■ **Action item**
Only lines holding the string "icons" are wanted; copy each one from the material.

(Given data begins)

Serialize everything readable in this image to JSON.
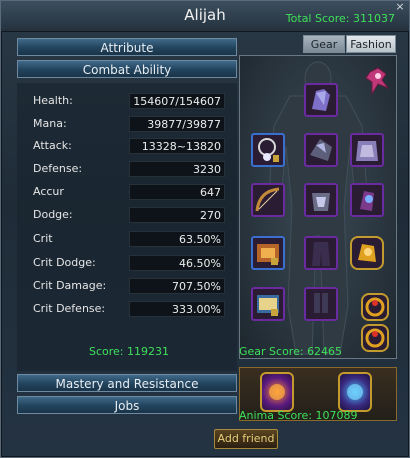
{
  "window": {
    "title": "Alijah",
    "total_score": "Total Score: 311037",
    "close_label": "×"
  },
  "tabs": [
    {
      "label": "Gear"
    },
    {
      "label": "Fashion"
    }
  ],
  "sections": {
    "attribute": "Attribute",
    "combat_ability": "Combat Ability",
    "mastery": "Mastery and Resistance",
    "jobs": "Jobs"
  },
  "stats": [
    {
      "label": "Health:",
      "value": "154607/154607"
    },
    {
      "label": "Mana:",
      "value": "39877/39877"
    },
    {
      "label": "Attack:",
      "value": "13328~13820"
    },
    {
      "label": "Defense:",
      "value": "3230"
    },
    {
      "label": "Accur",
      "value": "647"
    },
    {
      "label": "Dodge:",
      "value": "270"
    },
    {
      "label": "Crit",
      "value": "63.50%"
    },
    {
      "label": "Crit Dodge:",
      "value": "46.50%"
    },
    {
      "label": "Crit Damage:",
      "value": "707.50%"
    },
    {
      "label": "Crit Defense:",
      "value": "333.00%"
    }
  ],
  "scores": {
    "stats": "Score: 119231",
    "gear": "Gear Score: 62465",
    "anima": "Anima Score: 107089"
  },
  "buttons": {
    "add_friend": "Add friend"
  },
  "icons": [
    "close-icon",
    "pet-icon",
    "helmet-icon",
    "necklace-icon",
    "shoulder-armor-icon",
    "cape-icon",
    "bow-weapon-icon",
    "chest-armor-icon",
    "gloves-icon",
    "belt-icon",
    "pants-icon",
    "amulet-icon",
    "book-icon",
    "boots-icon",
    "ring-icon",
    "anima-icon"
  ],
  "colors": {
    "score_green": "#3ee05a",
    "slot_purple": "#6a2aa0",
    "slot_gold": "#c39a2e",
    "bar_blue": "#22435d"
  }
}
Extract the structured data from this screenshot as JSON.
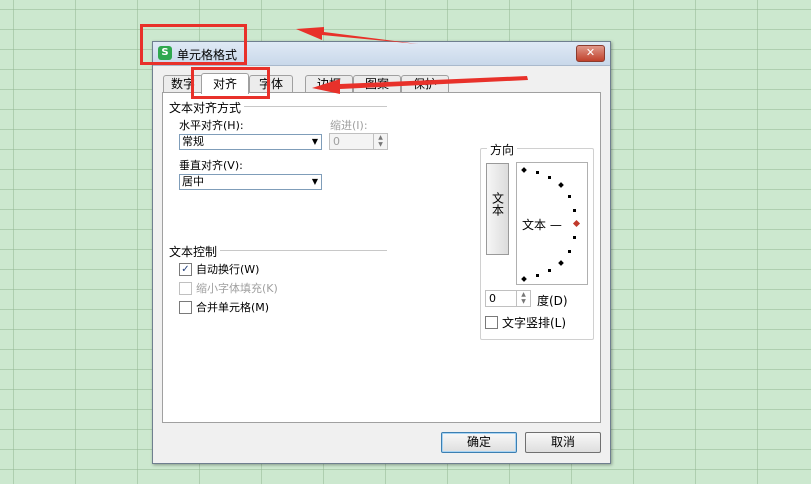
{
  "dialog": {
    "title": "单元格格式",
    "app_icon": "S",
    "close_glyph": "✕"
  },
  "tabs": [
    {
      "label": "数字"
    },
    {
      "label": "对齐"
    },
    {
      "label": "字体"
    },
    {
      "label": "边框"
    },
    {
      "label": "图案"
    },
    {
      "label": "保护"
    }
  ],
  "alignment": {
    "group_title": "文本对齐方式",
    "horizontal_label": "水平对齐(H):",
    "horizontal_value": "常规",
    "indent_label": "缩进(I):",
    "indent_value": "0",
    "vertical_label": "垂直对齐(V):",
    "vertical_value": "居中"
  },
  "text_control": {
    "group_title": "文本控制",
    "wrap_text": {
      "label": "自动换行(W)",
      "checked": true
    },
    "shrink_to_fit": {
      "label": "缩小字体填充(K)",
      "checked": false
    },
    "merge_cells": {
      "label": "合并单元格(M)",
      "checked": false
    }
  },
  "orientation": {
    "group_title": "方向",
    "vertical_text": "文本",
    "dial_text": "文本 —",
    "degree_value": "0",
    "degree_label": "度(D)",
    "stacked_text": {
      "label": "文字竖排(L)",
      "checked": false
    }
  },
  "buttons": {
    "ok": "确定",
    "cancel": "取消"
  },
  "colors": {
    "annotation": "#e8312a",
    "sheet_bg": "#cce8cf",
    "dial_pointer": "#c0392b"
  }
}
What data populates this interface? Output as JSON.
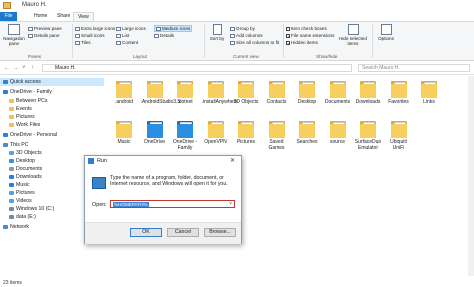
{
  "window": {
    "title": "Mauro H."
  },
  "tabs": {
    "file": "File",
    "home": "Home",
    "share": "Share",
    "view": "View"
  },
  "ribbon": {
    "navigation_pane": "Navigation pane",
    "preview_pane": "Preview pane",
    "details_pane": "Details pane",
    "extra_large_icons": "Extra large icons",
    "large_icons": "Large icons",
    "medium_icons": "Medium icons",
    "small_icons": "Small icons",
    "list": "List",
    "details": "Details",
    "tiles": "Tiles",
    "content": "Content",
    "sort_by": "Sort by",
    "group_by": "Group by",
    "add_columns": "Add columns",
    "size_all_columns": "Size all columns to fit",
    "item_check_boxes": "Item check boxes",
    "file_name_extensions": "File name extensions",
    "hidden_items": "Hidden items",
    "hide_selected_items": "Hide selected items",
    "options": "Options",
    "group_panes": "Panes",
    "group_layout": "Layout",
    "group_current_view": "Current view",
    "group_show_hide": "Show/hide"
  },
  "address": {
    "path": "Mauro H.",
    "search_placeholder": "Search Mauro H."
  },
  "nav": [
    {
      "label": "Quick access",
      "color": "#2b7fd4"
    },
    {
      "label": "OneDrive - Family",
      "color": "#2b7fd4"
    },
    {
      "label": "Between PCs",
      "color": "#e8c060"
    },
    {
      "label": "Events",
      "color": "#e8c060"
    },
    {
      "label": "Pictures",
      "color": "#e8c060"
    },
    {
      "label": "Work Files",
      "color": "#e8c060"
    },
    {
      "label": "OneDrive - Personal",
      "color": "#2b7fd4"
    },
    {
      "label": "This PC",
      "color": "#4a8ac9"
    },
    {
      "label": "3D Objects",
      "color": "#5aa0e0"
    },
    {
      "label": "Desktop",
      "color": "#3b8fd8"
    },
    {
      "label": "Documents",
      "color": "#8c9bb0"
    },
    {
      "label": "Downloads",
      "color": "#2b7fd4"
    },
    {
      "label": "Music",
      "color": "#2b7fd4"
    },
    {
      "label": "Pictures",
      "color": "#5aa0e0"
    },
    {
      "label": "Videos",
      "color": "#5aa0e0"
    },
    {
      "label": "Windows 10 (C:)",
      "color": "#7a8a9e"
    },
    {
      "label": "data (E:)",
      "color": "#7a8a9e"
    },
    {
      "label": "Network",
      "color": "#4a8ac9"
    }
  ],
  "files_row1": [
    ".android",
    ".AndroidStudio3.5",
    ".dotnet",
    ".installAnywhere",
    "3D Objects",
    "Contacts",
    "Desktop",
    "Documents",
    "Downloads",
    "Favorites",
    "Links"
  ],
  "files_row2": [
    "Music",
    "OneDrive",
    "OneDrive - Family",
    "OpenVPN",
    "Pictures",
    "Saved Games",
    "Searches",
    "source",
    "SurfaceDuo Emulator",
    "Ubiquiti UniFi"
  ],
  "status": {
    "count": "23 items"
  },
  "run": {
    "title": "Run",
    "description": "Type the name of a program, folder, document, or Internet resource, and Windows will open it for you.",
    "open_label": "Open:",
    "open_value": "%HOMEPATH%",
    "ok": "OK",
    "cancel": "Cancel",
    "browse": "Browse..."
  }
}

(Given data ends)
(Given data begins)

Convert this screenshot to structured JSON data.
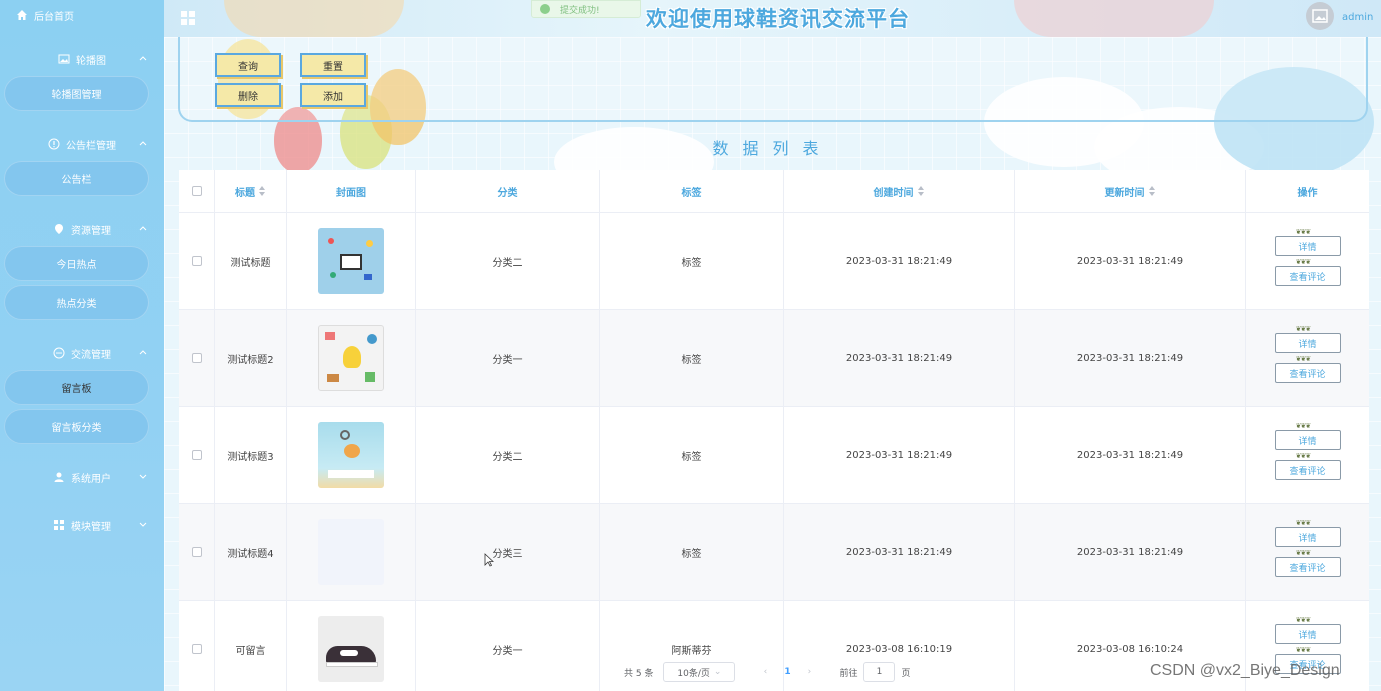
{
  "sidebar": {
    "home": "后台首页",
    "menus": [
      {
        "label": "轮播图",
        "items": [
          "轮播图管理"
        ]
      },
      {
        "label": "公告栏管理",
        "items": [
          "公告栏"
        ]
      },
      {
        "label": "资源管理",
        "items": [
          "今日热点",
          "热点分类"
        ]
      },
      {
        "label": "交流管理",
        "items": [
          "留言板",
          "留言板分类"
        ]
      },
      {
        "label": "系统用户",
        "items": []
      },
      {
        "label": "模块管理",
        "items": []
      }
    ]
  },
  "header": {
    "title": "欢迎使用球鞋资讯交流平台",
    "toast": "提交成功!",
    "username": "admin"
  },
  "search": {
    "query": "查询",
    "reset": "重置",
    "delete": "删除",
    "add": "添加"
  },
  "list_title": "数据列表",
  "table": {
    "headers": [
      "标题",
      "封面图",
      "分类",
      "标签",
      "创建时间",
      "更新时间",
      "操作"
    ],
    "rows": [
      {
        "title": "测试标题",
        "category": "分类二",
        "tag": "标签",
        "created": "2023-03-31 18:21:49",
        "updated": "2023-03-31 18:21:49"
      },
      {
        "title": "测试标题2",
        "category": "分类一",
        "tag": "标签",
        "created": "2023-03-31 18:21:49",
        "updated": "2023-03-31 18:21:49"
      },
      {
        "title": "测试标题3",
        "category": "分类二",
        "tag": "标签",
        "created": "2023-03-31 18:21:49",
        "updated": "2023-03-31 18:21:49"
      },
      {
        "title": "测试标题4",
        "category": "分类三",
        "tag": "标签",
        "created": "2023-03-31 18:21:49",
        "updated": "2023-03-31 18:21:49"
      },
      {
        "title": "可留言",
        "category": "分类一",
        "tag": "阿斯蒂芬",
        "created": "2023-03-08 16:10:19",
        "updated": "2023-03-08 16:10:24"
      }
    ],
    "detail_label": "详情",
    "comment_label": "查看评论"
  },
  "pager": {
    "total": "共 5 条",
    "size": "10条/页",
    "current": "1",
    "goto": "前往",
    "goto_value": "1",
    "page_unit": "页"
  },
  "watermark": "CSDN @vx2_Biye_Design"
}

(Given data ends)

■ **Task solution**
  "icons": [
    "extra_large_icons": "Extra large icons",
    "large_icons": "Large icons",
    "medium_icons": "Medium icons",
    "small_icons": "Small icons",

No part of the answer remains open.